## TO DO
Return every record below exactly; leave out the images.

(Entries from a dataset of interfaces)
—————

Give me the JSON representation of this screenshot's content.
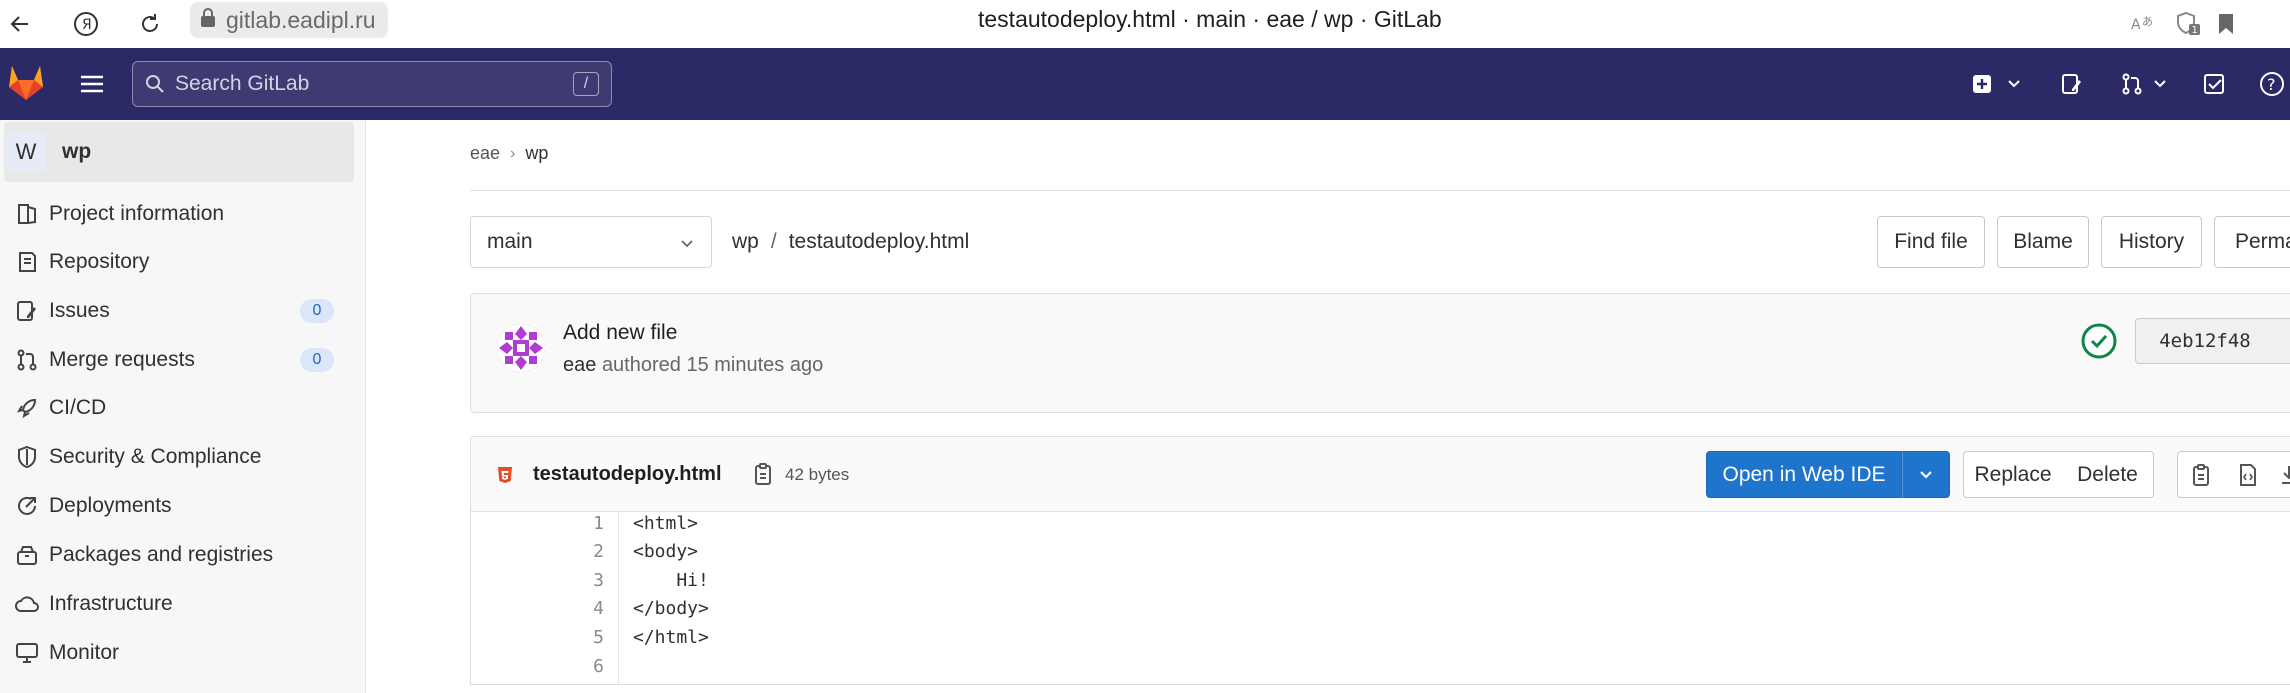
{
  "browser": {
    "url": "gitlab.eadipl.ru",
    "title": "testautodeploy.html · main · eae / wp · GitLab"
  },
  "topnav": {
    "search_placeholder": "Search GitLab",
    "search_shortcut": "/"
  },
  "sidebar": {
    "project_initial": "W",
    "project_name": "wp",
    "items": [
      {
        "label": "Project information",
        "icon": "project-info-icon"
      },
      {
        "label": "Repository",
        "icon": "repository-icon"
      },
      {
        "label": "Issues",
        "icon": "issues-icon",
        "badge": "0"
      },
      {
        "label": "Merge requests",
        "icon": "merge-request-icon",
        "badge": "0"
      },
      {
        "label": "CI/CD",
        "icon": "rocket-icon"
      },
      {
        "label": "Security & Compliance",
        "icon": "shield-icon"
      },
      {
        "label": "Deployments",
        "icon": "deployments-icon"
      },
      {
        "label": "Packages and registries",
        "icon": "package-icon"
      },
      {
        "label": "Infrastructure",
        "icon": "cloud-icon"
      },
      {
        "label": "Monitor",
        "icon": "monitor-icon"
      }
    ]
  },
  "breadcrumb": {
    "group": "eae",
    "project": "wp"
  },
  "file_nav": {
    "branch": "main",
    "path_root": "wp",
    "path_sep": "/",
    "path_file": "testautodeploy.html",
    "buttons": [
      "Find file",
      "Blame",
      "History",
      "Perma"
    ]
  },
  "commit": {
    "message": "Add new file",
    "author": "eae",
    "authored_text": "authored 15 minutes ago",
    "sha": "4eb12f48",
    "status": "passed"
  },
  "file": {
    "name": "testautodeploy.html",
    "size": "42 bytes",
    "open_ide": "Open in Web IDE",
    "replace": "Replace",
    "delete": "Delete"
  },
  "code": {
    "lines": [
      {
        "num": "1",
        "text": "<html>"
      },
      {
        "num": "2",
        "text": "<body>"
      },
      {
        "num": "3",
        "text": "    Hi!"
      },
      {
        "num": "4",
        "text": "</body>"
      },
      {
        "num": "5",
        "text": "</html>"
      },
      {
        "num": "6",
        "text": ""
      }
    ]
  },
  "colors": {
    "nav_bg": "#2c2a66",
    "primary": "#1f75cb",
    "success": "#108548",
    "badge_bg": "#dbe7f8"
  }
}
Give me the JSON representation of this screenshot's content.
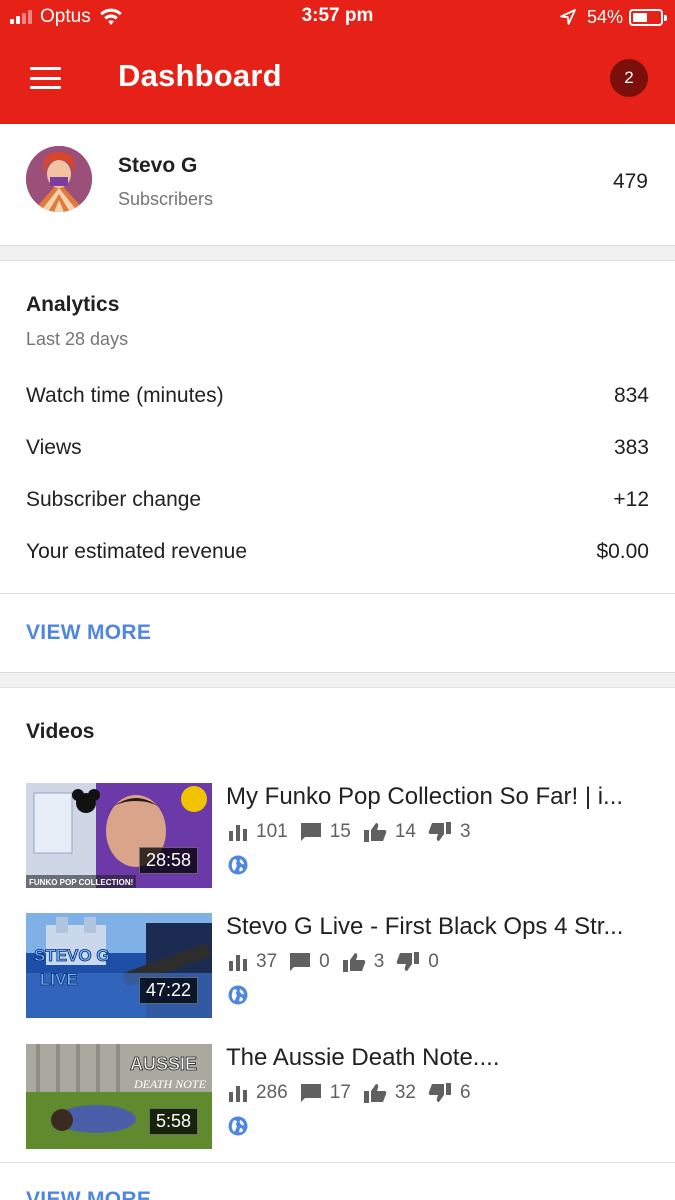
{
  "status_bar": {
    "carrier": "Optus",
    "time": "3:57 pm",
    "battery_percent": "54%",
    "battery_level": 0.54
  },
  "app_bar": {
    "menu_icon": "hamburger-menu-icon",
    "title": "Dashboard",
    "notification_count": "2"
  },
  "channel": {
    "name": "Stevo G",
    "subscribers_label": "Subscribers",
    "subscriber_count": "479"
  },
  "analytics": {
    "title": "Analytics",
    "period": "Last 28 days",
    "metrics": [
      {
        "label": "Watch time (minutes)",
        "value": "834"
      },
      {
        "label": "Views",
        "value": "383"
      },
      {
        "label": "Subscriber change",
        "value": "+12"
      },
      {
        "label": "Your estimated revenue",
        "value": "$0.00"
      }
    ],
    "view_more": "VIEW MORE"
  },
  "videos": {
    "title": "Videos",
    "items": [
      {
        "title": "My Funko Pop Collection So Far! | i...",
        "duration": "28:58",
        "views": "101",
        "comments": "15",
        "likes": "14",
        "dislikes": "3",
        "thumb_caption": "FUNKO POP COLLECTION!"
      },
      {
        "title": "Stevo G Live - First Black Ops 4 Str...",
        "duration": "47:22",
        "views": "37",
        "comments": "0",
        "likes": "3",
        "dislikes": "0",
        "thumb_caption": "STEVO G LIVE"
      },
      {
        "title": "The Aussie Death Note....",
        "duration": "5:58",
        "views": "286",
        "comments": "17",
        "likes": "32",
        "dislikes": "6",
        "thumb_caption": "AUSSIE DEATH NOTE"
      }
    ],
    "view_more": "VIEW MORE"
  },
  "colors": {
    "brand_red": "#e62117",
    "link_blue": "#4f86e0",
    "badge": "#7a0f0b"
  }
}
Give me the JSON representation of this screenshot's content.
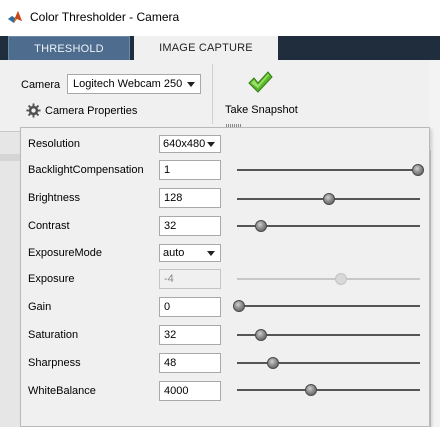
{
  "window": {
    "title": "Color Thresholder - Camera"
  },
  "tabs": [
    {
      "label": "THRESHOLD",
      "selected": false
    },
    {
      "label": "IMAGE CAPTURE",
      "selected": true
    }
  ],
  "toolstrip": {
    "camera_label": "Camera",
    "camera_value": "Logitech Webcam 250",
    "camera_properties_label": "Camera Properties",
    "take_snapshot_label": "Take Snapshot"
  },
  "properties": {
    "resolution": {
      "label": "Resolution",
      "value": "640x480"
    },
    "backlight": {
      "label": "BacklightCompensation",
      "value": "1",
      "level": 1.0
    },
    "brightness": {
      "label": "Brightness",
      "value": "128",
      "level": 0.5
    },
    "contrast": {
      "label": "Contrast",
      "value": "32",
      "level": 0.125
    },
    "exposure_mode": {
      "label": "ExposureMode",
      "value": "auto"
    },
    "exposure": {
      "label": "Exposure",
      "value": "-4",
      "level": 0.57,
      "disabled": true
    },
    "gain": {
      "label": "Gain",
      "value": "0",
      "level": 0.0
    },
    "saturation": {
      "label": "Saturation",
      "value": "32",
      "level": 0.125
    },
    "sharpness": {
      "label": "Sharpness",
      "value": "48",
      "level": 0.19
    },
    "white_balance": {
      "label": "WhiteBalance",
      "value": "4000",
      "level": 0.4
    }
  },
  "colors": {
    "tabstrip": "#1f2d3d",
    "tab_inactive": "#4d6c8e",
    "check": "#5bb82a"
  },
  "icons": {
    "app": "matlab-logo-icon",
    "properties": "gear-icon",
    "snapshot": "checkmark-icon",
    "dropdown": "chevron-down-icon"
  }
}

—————

## FINISHED EXERCISE
Give me the JSON representation of this screenshot's content.
{
  "browser": {
    "url": "gitlab.eadipl.ru",
    "title": "testautodeploy.html · main · eae / wp · GitLab"
  },
  "topnav": {
    "search_placeholder": "Search GitLab",
    "search_shortcut": "/"
  },
  "sidebar": {
    "project_initial": "W",
    "project_name": "wp",
    "items": [
      {
        "label": "Project information",
        "icon": "project-info-icon"
      },
      {
        "label": "Repository",
        "icon": "repository-icon"
      },
      {
        "label": "Issues",
        "icon": "issues-icon",
        "badge": "0"
      },
      {
        "label": "Merge requests",
        "icon": "merge-request-icon",
        "badge": "0"
      },
      {
        "label": "CI/CD",
        "icon": "rocket-icon"
      },
      {
        "label": "Security & Compliance",
        "icon": "shield-icon"
      },
      {
        "label": "Deployments",
        "icon": "deployments-icon"
      },
      {
        "label": "Packages and registries",
        "icon": "package-icon"
      },
      {
        "label": "Infrastructure",
        "icon": "cloud-icon"
      },
      {
        "label": "Monitor",
        "icon": "monitor-icon"
      }
    ]
  },
  "breadcrumb": {
    "group": "eae",
    "project": "wp"
  },
  "file_nav": {
    "branch": "main",
    "path_root": "wp",
    "path_sep": "/",
    "path_file": "testautodeploy.html",
    "buttons": [
      "Find file",
      "Blame",
      "History",
      "Perma"
    ]
  },
  "commit": {
    "message": "Add new file",
    "author": "eae",
    "authored_text": "authored 15 minutes ago",
    "sha": "4eb12f48",
    "status": "passed"
  },
  "file": {
    "name": "testautodeploy.html",
    "size": "42 bytes",
    "open_ide": "Open in Web IDE",
    "replace": "Replace",
    "delete": "Delete"
  },
  "code": {
    "lines": [
      {
        "num": "1",
        "text": "<html>"
      },
      {
        "num": "2",
        "text": "<body>"
      },
      {
        "num": "3",
        "text": "    Hi!"
      },
      {
        "num": "4",
        "text": "</body>"
      },
      {
        "num": "5",
        "text": "</html>"
      },
      {
        "num": "6",
        "text": ""
      }
    ]
  },
  "colors": {
    "nav_bg": "#2c2a66",
    "primary": "#1f75cb",
    "success": "#108548",
    "badge_bg": "#dbe7f8"
  }
}
Give me the JSON representation of this screenshot's content.
{
  "status_bar": {
    "carrier": "Optus",
    "time": "3:57 pm",
    "battery_percent": "54%",
    "battery_level": 0.54
  },
  "app_bar": {
    "menu_icon": "hamburger-menu-icon",
    "title": "Dashboard",
    "notification_count": "2"
  },
  "channel": {
    "name": "Stevo G",
    "subscribers_label": "Subscribers",
    "subscriber_count": "479"
  },
  "analytics": {
    "title": "Analytics",
    "period": "Last 28 days",
    "metrics": [
      {
        "label": "Watch time (minutes)",
        "value": "834"
      },
      {
        "label": "Views",
        "value": "383"
      },
      {
        "label": "Subscriber change",
        "value": "+12"
      },
      {
        "label": "Your estimated revenue",
        "value": "$0.00"
      }
    ],
    "view_more": "VIEW MORE"
  },
  "videos": {
    "title": "Videos",
    "items": [
      {
        "title": "My Funko Pop Collection So Far! | i...",
        "duration": "28:58",
        "views": "101",
        "comments": "15",
        "likes": "14",
        "dislikes": "3",
        "thumb_caption": "FUNKO POP COLLECTION!"
      },
      {
        "title": "Stevo G Live - First Black Ops 4 Str...",
        "duration": "47:22",
        "views": "37",
        "comments": "0",
        "likes": "3",
        "dislikes": "0",
        "thumb_caption": "STEVO G LIVE"
      },
      {
        "title": "The Aussie Death Note....",
        "duration": "5:58",
        "views": "286",
        "comments": "17",
        "likes": "32",
        "dislikes": "6",
        "thumb_caption": "AUSSIE DEATH NOTE"
      }
    ],
    "view_more": "VIEW MORE"
  },
  "colors": {
    "brand_red": "#e62117",
    "link_blue": "#4f86e0",
    "badge": "#7a0f0b"
  }
}
Give me the JSON representation of this screenshot's content.
{
  "window": {
    "title": "Color Thresholder - Camera"
  },
  "tabs": [
    {
      "label": "THRESHOLD",
      "selected": false
    },
    {
      "label": "IMAGE CAPTURE",
      "selected": true
    }
  ],
  "toolstrip": {
    "camera_label": "Camera",
    "camera_value": "Logitech Webcam 250",
    "camera_properties_label": "Camera Properties",
    "take_snapshot_label": "Take Snapshot"
  },
  "properties": {
    "resolution": {
      "label": "Resolution",
      "value": "640x480"
    },
    "backlight": {
      "label": "BacklightCompensation",
      "value": "1",
      "level": 1.0
    },
    "brightness": {
      "label": "Brightness",
      "value": "128",
      "level": 0.5
    },
    "contrast": {
      "label": "Contrast",
      "value": "32",
      "level": 0.125
    },
    "exposure_mode": {
      "label": "ExposureMode",
      "value": "auto"
    },
    "exposure": {
      "label": "Exposure",
      "value": "-4",
      "level": 0.57,
      "disabled": true
    },
    "gain": {
      "label": "Gain",
      "value": "0",
      "level": 0.0
    },
    "saturation": {
      "label": "Saturation",
      "value": "32",
      "level": 0.125
    },
    "sharpness": {
      "label": "Sharpness",
      "value": "48",
      "level": 0.19
    },
    "white_balance": {
      "label": "WhiteBalance",
      "value": "4000",
      "level": 0.4
    }
  },
  "colors": {
    "tabstrip": "#1f2d3d",
    "tab_inactive": "#4d6c8e",
    "check": "#5bb82a"
  },
  "icons": {
    "app": "matlab-logo-icon",
    "properties": "gear-icon",
    "snapshot": "checkmark-icon",
    "dropdown": "chevron-down-icon"
  }
}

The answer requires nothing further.